BOSTON -- If Red Sox fans forgot who Cody Ross was, he made sure to remind them Friday night.
In his first game back at Fenway Park since leaving the Sox last season, Ross, who said he was "jaded" by his departure from Boston before the game, lit up his former team as the D-backs topped the Red Sox, 7-6.
Ross homered, singled and doubled twice while knocking in three runs and scoring two more in the game.
"Obviously I've had this game circled on my calendar for a while," Ross said. "I knew we were coming back here the later part of the year and I was excited to get back and see a lot of familiar faces and a lot of friends, but at the same time come back and beat them."
His home run off Pedro Beato in the top of the seventh broke a 6-6 tie and gave Arizona the lead for good.
Three of Ross' four hits came off Jon Lester, who struggled from the opening frame.
"Obviously he came back with a little bit of a chip on his shoulder," Lester said of his former teammate.
For a moment, it looked like the walk-off magic that found Boston the previous two nights would return to spoil Ross' return.
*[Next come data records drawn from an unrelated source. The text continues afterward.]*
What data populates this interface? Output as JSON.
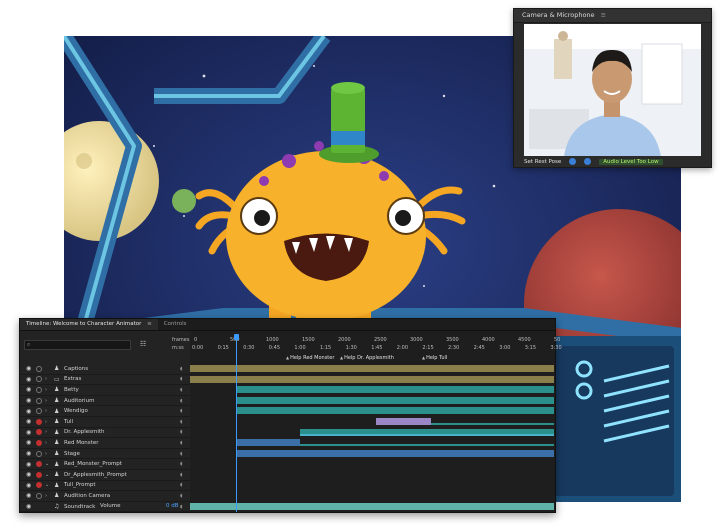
{
  "camera": {
    "title": "Camera & Microphone",
    "rest_pose_label": "Set Rest Pose",
    "audio_level_label": "Audio Level Too Low"
  },
  "timeline": {
    "tab_title": "Timeline: Welcome to Character Animator",
    "tab_controls": "Controls",
    "ruler_frames_label": "frames",
    "ruler_time_label": "m:ss",
    "frame_ticks": [
      "0",
      "500",
      "1000",
      "1500",
      "2000",
      "2500",
      "3000",
      "3500",
      "4000",
      "4500",
      "50"
    ],
    "time_ticks": [
      "0:00",
      "0:15",
      "0:30",
      "0:45",
      "1:00",
      "1:15",
      "1:30",
      "1:45",
      "2:00",
      "2:15",
      "2:30",
      "2:45",
      "3:00",
      "3:15",
      "3:30"
    ],
    "markers": [
      "Help Red Monster",
      "Help Dr. Applesmith",
      "Help Tull"
    ],
    "rows": [
      {
        "name": "Captions",
        "dot": "off",
        "arrow": "",
        "icon": "puppet"
      },
      {
        "name": "Extras",
        "dot": "off",
        "arrow": "›",
        "icon": "folder"
      },
      {
        "name": "Betty",
        "dot": "off",
        "arrow": "›",
        "icon": "puppet"
      },
      {
        "name": "Auditorium",
        "dot": "off",
        "arrow": "›",
        "icon": "puppet"
      },
      {
        "name": "Wendigo",
        "dot": "off",
        "arrow": "›",
        "icon": "puppet"
      },
      {
        "name": "Tull",
        "dot": "red",
        "arrow": "›",
        "icon": "puppet"
      },
      {
        "name": "Dr. Applesmith",
        "dot": "red",
        "arrow": "›",
        "icon": "puppet"
      },
      {
        "name": "Red Monster",
        "dot": "red",
        "arrow": "›",
        "icon": "puppet"
      },
      {
        "name": "Stage",
        "dot": "off",
        "arrow": "›",
        "icon": "puppet"
      },
      {
        "name": "Red_Monster_Prompt",
        "dot": "red",
        "arrow": "⌄",
        "icon": "puppet"
      },
      {
        "name": "Dr_Applesmith_Prompt",
        "dot": "red",
        "arrow": "⌄",
        "icon": "puppet"
      },
      {
        "name": "Tull_Prompt",
        "dot": "red",
        "arrow": "⌄",
        "icon": "puppet"
      },
      {
        "name": "Audition Camera",
        "dot": "off",
        "arrow": "›",
        "icon": "puppet"
      },
      {
        "name": "Soundtrack",
        "dot": "off",
        "arrow": "",
        "icon": "audio"
      }
    ],
    "volume_label": "Volume",
    "volume_value": "0 dB"
  },
  "colors": {
    "accent": "#3b9bff",
    "track_olive": "#8a7f4a",
    "track_teal": "#2b8f8c",
    "track_blue": "#3a6fa8",
    "track_purple": "#9b86c6",
    "audio_wave": "#5fb3a9"
  }
}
Trailing by one, Stephen Drew hit a leadoff single to open the bottom of the ninth. After a botched bunt attempt from Brock Holt, Jacoby Ellsbury singled to put the tying run in scoring position with Shane Victorino and Dustin Pedroia set to bat.
"We started to put it together," said manager John Farrell. .
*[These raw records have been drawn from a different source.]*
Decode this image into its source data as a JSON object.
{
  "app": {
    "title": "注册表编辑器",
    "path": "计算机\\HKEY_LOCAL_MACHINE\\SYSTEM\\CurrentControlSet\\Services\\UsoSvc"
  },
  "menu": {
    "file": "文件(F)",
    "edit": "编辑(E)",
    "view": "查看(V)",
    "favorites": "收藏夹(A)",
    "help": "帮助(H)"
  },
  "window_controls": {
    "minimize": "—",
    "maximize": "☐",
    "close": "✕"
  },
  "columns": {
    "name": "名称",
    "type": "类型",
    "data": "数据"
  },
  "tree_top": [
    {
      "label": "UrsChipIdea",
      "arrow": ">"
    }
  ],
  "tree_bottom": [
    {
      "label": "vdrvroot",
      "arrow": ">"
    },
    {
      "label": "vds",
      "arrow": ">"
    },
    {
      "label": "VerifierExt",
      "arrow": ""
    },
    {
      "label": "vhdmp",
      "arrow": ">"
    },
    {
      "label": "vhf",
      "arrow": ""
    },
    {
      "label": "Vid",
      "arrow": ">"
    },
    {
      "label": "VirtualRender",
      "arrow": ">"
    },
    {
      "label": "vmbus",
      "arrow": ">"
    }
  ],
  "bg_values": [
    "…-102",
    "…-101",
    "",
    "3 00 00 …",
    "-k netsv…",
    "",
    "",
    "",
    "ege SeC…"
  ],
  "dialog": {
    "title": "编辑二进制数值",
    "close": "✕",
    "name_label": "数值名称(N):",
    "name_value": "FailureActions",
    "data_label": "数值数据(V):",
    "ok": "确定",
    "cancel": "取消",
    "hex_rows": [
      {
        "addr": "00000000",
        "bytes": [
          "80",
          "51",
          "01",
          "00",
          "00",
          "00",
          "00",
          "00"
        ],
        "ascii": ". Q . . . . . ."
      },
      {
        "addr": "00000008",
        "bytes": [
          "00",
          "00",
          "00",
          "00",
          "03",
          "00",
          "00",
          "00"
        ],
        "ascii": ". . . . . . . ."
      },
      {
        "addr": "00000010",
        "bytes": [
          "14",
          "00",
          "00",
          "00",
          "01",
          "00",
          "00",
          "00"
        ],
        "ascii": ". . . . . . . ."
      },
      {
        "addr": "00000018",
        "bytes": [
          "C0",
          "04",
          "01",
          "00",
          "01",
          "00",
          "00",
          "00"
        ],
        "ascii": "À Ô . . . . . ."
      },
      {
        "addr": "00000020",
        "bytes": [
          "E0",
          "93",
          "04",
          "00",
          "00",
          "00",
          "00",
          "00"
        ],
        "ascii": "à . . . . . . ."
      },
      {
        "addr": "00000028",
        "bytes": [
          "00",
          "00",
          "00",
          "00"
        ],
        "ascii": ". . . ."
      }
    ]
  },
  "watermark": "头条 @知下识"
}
However, closer Brad Ziegler routinely retired Boston's Nos. 2 and 3 hitters, slamming the door without any more drama.
"Yeah, things started to build a little momentum," Farrell said. "Similar feeling that we've had the last couple nights, but you know, unfortunately it didn't happen here tonight."
For Lester, the start was a step back after a solid July, in which he recorded a 3.13 ERA. It wasn't that Lester, who had three straight quality starts entering Friday's game, was wild -- he struck out six and walked none. The lefty just missed over the plate, and when he did, the D-backs barreled it up, totaling 11 hits off him, including six that went for extra bases.
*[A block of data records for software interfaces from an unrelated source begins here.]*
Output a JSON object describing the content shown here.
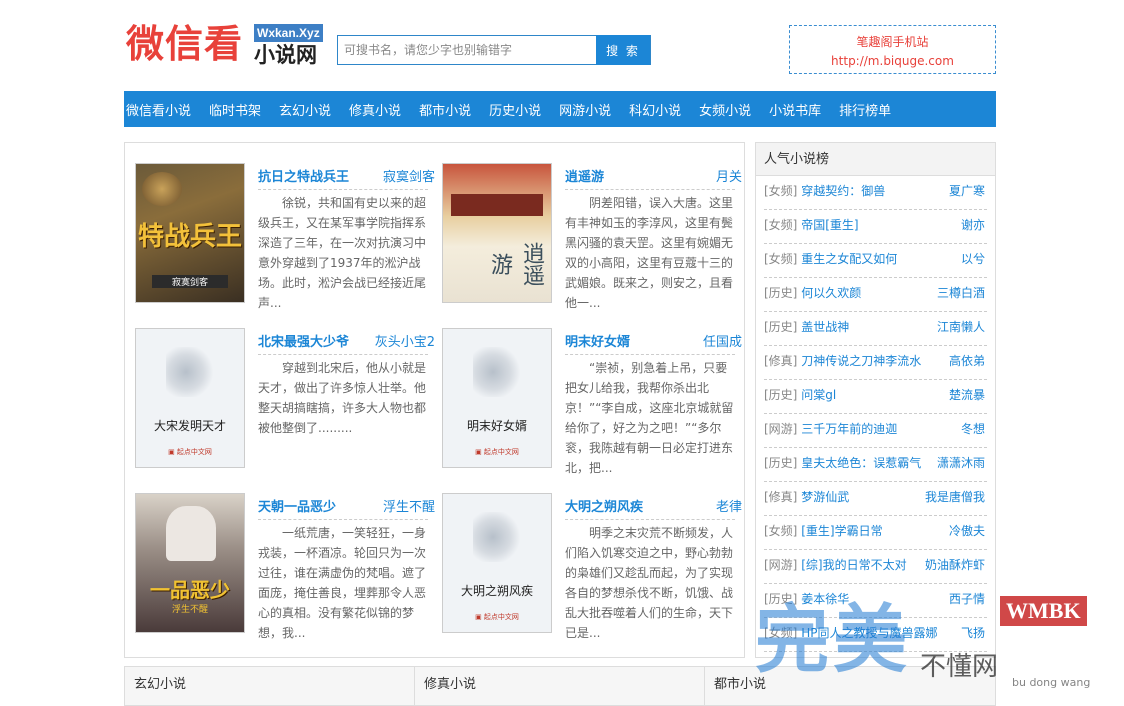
{
  "header": {
    "logo_text": "微信看",
    "logo_domain": "Wxkan.Xyz",
    "logo_sub": "小说网",
    "search_placeholder": "可搜书名，请您少字也别输错字",
    "search_button": "搜 索",
    "mobile_label": "笔趣阁手机站",
    "mobile_url": "http://m.biquge.com"
  },
  "nav": [
    "微信看小说",
    "临时书架",
    "玄幻小说",
    "修真小说",
    "都市小说",
    "历史小说",
    "网游小说",
    "科幻小说",
    "女频小说",
    "小说书库",
    "排行榜单"
  ],
  "books": [
    {
      "title": "抗日之特战兵王",
      "author": "寂寞剑客",
      "desc": "徐锐，共和国有史以来的超级兵王，又在某军事学院指挥系深造了三年，在一次对抗演习中意外穿越到了1937年的淞沪战场。此时，淞沪会战已经接近尾声...",
      "cover": {
        "text": "特战兵王",
        "sub": "寂寞剑客",
        "style": "war"
      }
    },
    {
      "title": "逍遥游",
      "author": "月关",
      "desc": "阴差阳错，误入大唐。这里有丰神如玉的李淳风，这里有鬓黑闪骚的袁天罡。这里有婉媚无双的小高阳，这里有豆蔻十三的武媚娘。既来之，则安之，且看他一...",
      "cover": {
        "text": "逍遥游",
        "sub": "",
        "style": "palace"
      }
    },
    {
      "title": "北宋最强大少爷",
      "author": "灰头小宝2",
      "desc": "穿越到北宋后，他从小就是天才，做出了许多惊人壮举。他整天胡搞瞎搞，许多大人物也都被他整倒了.........",
      "cover": {
        "text": "大宋发明天才",
        "sub": "",
        "style": "blank"
      }
    },
    {
      "title": "明末好女婿",
      "author": "任国成",
      "desc": "“崇祯，别急着上吊，只要把女儿给我，我帮你杀出北京！”“李自成，这座北京城就留给你了，好之为之吧！”“多尔衮，我陈越有朝一日必定打进东北，把...",
      "cover": {
        "text": "明末好女婿",
        "sub": "",
        "style": "blank"
      }
    },
    {
      "title": "天朝一品恶少",
      "author": "浮生不醒",
      "desc": "一纸荒唐，一笑轻狂，一身戎装，一杯酒凉。轮回只为一次过往，谁在满虚伪的梵唱。遮了面庞，掩住善良，埋葬那令人恶心的真相。没有繁花似锦的梦想，我...",
      "cover": {
        "text": "一品恶少",
        "sub": "浮生不醒",
        "style": "hero"
      }
    },
    {
      "title": "大明之朔风疾",
      "author": "老律",
      "desc": "明季之末灾荒不断频发，人们陷入饥寒交迫之中，野心勃勃的枭雄们又趁乱而起，为了实现各自的梦想杀伐不断，饥饿、战乱大批吞噬着人们的生命，天下已是...",
      "cover": {
        "text": "大明之朔风疾",
        "sub": "",
        "style": "blank"
      }
    }
  ],
  "ranking": {
    "title": "人气小说榜",
    "items": [
      {
        "cat": "[女频]",
        "name": "穿越契约：御兽",
        "author": "夏广寒"
      },
      {
        "cat": "[女频]",
        "name": "帝国[重生]",
        "author": "谢亦"
      },
      {
        "cat": "[女频]",
        "name": "重生之女配又如何",
        "author": "以兮"
      },
      {
        "cat": "[历史]",
        "name": "何以久欢颜",
        "author": "三樽白酒"
      },
      {
        "cat": "[历史]",
        "name": "盖世战神",
        "author": "江南懒人"
      },
      {
        "cat": "[修真]",
        "name": "刀神传说之刀神李流水",
        "author": "高依弟"
      },
      {
        "cat": "[历史]",
        "name": "问棠gl",
        "author": "楚流暴"
      },
      {
        "cat": "[网游]",
        "name": "三千万年前的迪迦",
        "author": "冬想"
      },
      {
        "cat": "[历史]",
        "name": "皇夫太绝色：误惹霸气",
        "author": "潇潇沐雨"
      },
      {
        "cat": "[修真]",
        "name": "梦游仙武",
        "author": "我是唐僧我"
      },
      {
        "cat": "[女频]",
        "name": "[重生]学霸日常",
        "author": "冷傲夫"
      },
      {
        "cat": "[网游]",
        "name": "[综]我的日常不太对",
        "author": "奶油酥炸虾"
      },
      {
        "cat": "[历史]",
        "name": "姜本徐华",
        "author": "西子情"
      },
      {
        "cat": "[女频]",
        "name": "HP同人之教授与魔兽露娜",
        "author": "飞扬"
      }
    ]
  },
  "bottom": [
    "玄幻小说",
    "修真小说",
    "都市小说"
  ],
  "watermark": {
    "big": "完美",
    "logo": "WMBK",
    "sub": "不懂网",
    "pinyin": "bu dong wang"
  }
}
"Obviously balls leaking back to the middle of the plate and it's just unacceptable," he said. "Especially after last night, I got to pick up [Ryan Dempster], pick up our bullpen. You know, obviously, I didn't do that and I've got to do a better job going deeper into games. Finding a way -- that's what it comes down to."
After Paul Goldschmidt smashed Lester's 2-2 changeup over the Green Monster for a two-run homer in the first inning, Lester did a good job scattering the hits for a few innings. He struck out five batters between the third and fourth, but it all came unraveled in the fifth when he gave up three of his six runs. The fans at Fenway booed when he gave up four hits, including three doubles, in a five-batter span and cheered when Farrell came to the mound to remove him from the game.
"It just wasn't a good night," he said.
The loss is Boston's first in four games, and the team now has a 7-3 record in Interleague Play.
The Red Sox's offense, as it has been for most of the year, was resilient, digging itself out of two different deficits.
In the first, David Ortiz ripped the first pitch he saw from Arizona starter Randall Delgado into the center-field seats for a two-run homer to tie the score at 2.
Trailing by two in the sixth, Drew lined a two-run shot into the right-field bullpen to knot the game up at 6.
Ross had the last laugh, though. His dinger broke the stalemate the following inning, sealing the game.
"I don't feel like I proved a point," Ross said. "I was just going out there trying to help my team win."
Michael Periatt is an associate reporter for MLB.com. This story was not subject to the approval of Major League Baseball or its clubs.